ABOUT THIS EXERCISE -
Please print every record below exactly as it appears.

DATA SHOWN -

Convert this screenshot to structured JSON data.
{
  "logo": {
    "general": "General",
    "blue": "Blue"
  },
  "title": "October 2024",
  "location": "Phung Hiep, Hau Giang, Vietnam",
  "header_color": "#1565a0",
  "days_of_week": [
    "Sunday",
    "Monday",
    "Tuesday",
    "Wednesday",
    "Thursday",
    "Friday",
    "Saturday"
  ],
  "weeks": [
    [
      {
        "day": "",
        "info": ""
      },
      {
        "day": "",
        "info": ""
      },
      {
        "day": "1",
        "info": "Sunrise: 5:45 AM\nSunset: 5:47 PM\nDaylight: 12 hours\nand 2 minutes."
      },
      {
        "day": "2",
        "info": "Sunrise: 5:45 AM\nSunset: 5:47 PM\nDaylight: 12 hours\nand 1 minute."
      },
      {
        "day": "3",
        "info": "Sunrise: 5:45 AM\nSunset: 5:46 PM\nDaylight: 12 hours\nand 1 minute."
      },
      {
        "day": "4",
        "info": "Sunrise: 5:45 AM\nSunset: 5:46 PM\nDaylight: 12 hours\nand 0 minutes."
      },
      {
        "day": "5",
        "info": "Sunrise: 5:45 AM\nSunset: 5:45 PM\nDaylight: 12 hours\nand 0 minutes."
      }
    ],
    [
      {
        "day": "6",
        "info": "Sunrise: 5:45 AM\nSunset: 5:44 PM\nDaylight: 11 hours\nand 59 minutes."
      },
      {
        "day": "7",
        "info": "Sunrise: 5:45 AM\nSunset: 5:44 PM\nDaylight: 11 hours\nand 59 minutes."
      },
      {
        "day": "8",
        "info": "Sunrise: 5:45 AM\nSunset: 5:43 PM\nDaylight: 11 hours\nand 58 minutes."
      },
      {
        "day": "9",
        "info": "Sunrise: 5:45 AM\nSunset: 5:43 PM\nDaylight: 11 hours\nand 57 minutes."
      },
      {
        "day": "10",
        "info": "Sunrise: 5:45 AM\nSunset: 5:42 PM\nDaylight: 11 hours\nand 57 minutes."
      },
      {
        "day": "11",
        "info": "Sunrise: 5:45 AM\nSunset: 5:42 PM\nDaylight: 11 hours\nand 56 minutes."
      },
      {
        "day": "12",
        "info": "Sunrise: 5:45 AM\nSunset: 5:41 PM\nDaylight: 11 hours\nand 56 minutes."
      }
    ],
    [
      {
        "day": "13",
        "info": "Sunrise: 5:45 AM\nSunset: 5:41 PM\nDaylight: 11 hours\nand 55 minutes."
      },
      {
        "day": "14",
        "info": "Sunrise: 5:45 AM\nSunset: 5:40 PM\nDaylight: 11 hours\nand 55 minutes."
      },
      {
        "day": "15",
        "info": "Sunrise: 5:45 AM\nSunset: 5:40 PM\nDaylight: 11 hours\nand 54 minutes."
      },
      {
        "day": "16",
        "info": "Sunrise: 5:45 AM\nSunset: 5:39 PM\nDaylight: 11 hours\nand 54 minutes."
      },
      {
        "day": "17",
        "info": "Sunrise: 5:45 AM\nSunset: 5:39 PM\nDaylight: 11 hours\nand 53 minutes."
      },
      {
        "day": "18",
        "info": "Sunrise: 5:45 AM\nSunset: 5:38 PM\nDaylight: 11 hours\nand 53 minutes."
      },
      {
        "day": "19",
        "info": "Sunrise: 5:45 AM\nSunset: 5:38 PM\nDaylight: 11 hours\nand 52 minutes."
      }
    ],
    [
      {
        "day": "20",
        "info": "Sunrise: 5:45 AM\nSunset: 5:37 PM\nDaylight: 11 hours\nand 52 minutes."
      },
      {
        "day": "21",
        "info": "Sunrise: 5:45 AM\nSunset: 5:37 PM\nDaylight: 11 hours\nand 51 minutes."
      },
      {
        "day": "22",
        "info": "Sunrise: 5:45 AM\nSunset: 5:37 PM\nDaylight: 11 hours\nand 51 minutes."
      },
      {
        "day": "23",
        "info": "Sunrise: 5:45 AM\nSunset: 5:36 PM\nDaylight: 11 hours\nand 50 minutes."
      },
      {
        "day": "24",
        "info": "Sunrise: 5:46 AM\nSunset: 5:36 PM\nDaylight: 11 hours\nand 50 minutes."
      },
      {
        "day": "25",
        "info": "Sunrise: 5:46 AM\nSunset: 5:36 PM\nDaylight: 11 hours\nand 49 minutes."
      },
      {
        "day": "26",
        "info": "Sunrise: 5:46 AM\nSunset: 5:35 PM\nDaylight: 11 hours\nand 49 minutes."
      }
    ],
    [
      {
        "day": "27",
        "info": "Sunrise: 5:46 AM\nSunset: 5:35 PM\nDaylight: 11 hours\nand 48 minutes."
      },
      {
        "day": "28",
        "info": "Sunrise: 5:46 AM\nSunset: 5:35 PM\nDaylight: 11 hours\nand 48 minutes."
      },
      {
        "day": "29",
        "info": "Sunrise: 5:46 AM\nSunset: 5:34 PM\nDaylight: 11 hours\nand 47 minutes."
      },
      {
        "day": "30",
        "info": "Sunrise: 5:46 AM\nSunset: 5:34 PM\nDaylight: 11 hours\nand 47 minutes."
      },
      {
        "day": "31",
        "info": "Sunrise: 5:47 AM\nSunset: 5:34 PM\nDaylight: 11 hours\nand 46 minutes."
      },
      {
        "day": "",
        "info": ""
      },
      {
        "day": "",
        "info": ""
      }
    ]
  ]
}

RESULT -
Convert this screenshot to structured JSON data.
{
  "logo": {
    "general": "General",
    "blue": "Blue"
  },
  "title": "October 2024",
  "location": "Phung Hiep, Hau Giang, Vietnam",
  "header_color": "#1565a0",
  "days_of_week": [
    "Sunday",
    "Monday",
    "Tuesday",
    "Wednesday",
    "Thursday",
    "Friday",
    "Saturday"
  ],
  "weeks": [
    [
      {
        "day": "",
        "info": ""
      },
      {
        "day": "",
        "info": ""
      },
      {
        "day": "1",
        "info": "Sunrise: 5:45 AM\nSunset: 5:47 PM\nDaylight: 12 hours\nand 2 minutes."
      },
      {
        "day": "2",
        "info": "Sunrise: 5:45 AM\nSunset: 5:47 PM\nDaylight: 12 hours\nand 1 minute."
      },
      {
        "day": "3",
        "info": "Sunrise: 5:45 AM\nSunset: 5:46 PM\nDaylight: 12 hours\nand 1 minute."
      },
      {
        "day": "4",
        "info": "Sunrise: 5:45 AM\nSunset: 5:46 PM\nDaylight: 12 hours\nand 0 minutes."
      },
      {
        "day": "5",
        "info": "Sunrise: 5:45 AM\nSunset: 5:45 PM\nDaylight: 12 hours\nand 0 minutes."
      }
    ],
    [
      {
        "day": "6",
        "info": "Sunrise: 5:45 AM\nSunset: 5:44 PM\nDaylight: 11 hours\nand 59 minutes."
      },
      {
        "day": "7",
        "info": "Sunrise: 5:45 AM\nSunset: 5:44 PM\nDaylight: 11 hours\nand 59 minutes."
      },
      {
        "day": "8",
        "info": "Sunrise: 5:45 AM\nSunset: 5:43 PM\nDaylight: 11 hours\nand 58 minutes."
      },
      {
        "day": "9",
        "info": "Sunrise: 5:45 AM\nSunset: 5:43 PM\nDaylight: 11 hours\nand 57 minutes."
      },
      {
        "day": "10",
        "info": "Sunrise: 5:45 AM\nSunset: 5:42 PM\nDaylight: 11 hours\nand 57 minutes."
      },
      {
        "day": "11",
        "info": "Sunrise: 5:45 AM\nSunset: 5:42 PM\nDaylight: 11 hours\nand 56 minutes."
      },
      {
        "day": "12",
        "info": "Sunrise: 5:45 AM\nSunset: 5:41 PM\nDaylight: 11 hours\nand 56 minutes."
      }
    ],
    [
      {
        "day": "13",
        "info": "Sunrise: 5:45 AM\nSunset: 5:41 PM\nDaylight: 11 hours\nand 55 minutes."
      },
      {
        "day": "14",
        "info": "Sunrise: 5:45 AM\nSunset: 5:40 PM\nDaylight: 11 hours\nand 55 minutes."
      },
      {
        "day": "15",
        "info": "Sunrise: 5:45 AM\nSunset: 5:40 PM\nDaylight: 11 hours\nand 54 minutes."
      },
      {
        "day": "16",
        "info": "Sunrise: 5:45 AM\nSunset: 5:39 PM\nDaylight: 11 hours\nand 54 minutes."
      },
      {
        "day": "17",
        "info": "Sunrise: 5:45 AM\nSunset: 5:39 PM\nDaylight: 11 hours\nand 53 minutes."
      },
      {
        "day": "18",
        "info": "Sunrise: 5:45 AM\nSunset: 5:38 PM\nDaylight: 11 hours\nand 53 minutes."
      },
      {
        "day": "19",
        "info": "Sunrise: 5:45 AM\nSunset: 5:38 PM\nDaylight: 11 hours\nand 52 minutes."
      }
    ],
    [
      {
        "day": "20",
        "info": "Sunrise: 5:45 AM\nSunset: 5:37 PM\nDaylight: 11 hours\nand 52 minutes."
      },
      {
        "day": "21",
        "info": "Sunrise: 5:45 AM\nSunset: 5:37 PM\nDaylight: 11 hours\nand 51 minutes."
      },
      {
        "day": "22",
        "info": "Sunrise: 5:45 AM\nSunset: 5:37 PM\nDaylight: 11 hours\nand 51 minutes."
      },
      {
        "day": "23",
        "info": "Sunrise: 5:45 AM\nSunset: 5:36 PM\nDaylight: 11 hours\nand 50 minutes."
      },
      {
        "day": "24",
        "info": "Sunrise: 5:46 AM\nSunset: 5:36 PM\nDaylight: 11 hours\nand 50 minutes."
      },
      {
        "day": "25",
        "info": "Sunrise: 5:46 AM\nSunset: 5:36 PM\nDaylight: 11 hours\nand 49 minutes."
      },
      {
        "day": "26",
        "info": "Sunrise: 5:46 AM\nSunset: 5:35 PM\nDaylight: 11 hours\nand 49 minutes."
      }
    ],
    [
      {
        "day": "27",
        "info": "Sunrise: 5:46 AM\nSunset: 5:35 PM\nDaylight: 11 hours\nand 48 minutes."
      },
      {
        "day": "28",
        "info": "Sunrise: 5:46 AM\nSunset: 5:35 PM\nDaylight: 11 hours\nand 48 minutes."
      },
      {
        "day": "29",
        "info": "Sunrise: 5:46 AM\nSunset: 5:34 PM\nDaylight: 11 hours\nand 47 minutes."
      },
      {
        "day": "30",
        "info": "Sunrise: 5:46 AM\nSunset: 5:34 PM\nDaylight: 11 hours\nand 47 minutes."
      },
      {
        "day": "31",
        "info": "Sunrise: 5:47 AM\nSunset: 5:34 PM\nDaylight: 11 hours\nand 46 minutes."
      },
      {
        "day": "",
        "info": ""
      },
      {
        "day": "",
        "info": ""
      }
    ]
  ]
}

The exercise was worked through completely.